To tighten a fastener, turn the screwdriver to the right. You can loosen a fastener, on the other hand, by turning it to the left. An easy way to remember which direction to turn a fastener is “righty-tighty, lefty-loosey.”
Replace Gas Cylinder
Does your office chair sink back down to the floor immediately after you raise it? If so, you may need to replace the gas cylinder. Adjustable-height office chairs typically feature a gas cylinder that’s responsible for creating pneumatic lift. Inside this cylinder is pressurized nitrogen gas that’s able to lift and hold the office chair at an elevated height.
If the gas cylinder on your office chair is leaking or otherwise faulty, you won’t be able to raise it. The good news is that you can easily replace most gas cylinders.

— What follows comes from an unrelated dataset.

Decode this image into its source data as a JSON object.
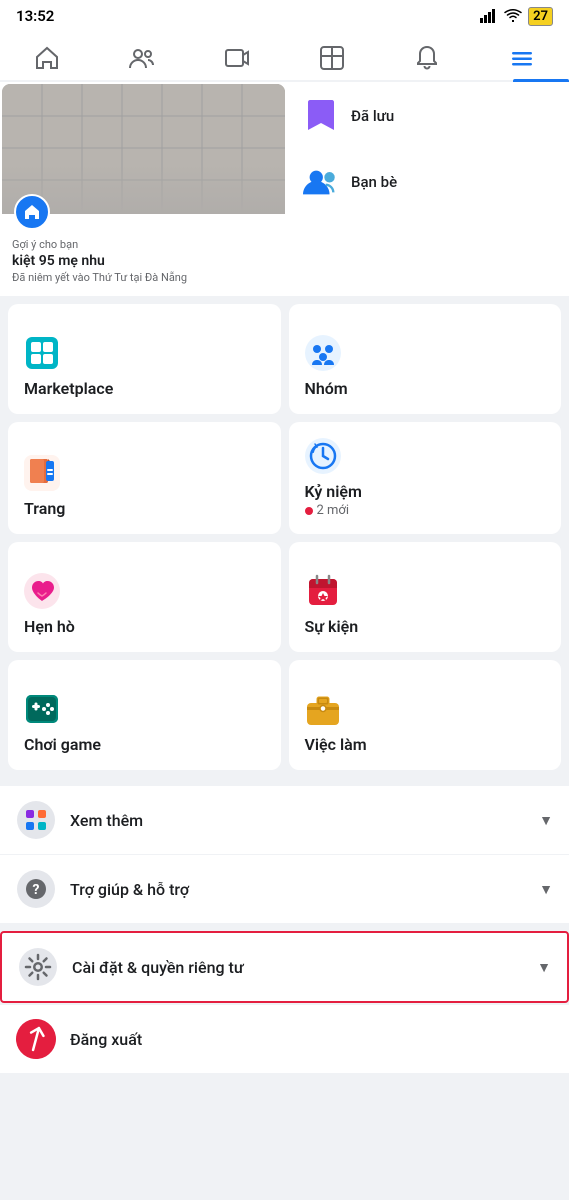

Just flip your office chair upside down, use a screwdriver to remove the current gas cylinder and replace it with a new gas cylinder of the same size and type. Once installed, try raising your office chair to see if the new gas cylinder works.
Keep Away From Direct Sunlight
It’s a good idea to keep your office chair away from direct sunlight. Ultraviolet (UV) sunlight can degrade most fabrics and materials, including those used in the construction of office chairs. It doesn’t happen overnight. But if an office chair is exposed to direct sunlight for a prolonged period, it may fade and dry out.
You don’t have to work in a pitch-black office to protect your office chair from sun-related damage. Instead, consider placing your office chair in an area that’s mostly shaded during the day. You can also adjust the blinds or curtains so that they are only partially closed, thereby restricting the amount of sunlight to which your office chair is exposed. By taking these simple precautions, you can rest assured knowing that your office chair won’t fade or dry out due to sun exposure.
Replace When Necessary
Even with regular cleaning and maintenance, you may still need to replace your office chair. According to one report, the average life expectancy of an office chair is between seven to 15 years. If your office chair is damaged or degraded beyond the point of repair, you should go ahead and replace it.
A high-quality office chair made by a reputable brand should come with a warranty. If any of the components break during the warranty period, the manufacturer will pay to repair or replace it. Always look for a warranty when purchasing an office chair, as this indicates the manufacturer is confident in its product.
After investing in a new office chair, though, remember to follow these cleaning and maintenance tips. Doing so will help protect it from premature failure. At the same time, a well-maintained office chair will provide you with a superior level of comfort when working.
President at Office Chairs Unlimited – I have been in the furniture industry for over 20 years, and I’m an expert (just ask me) on all things furniture. I know a thing or two because I’ve seen a thing or two.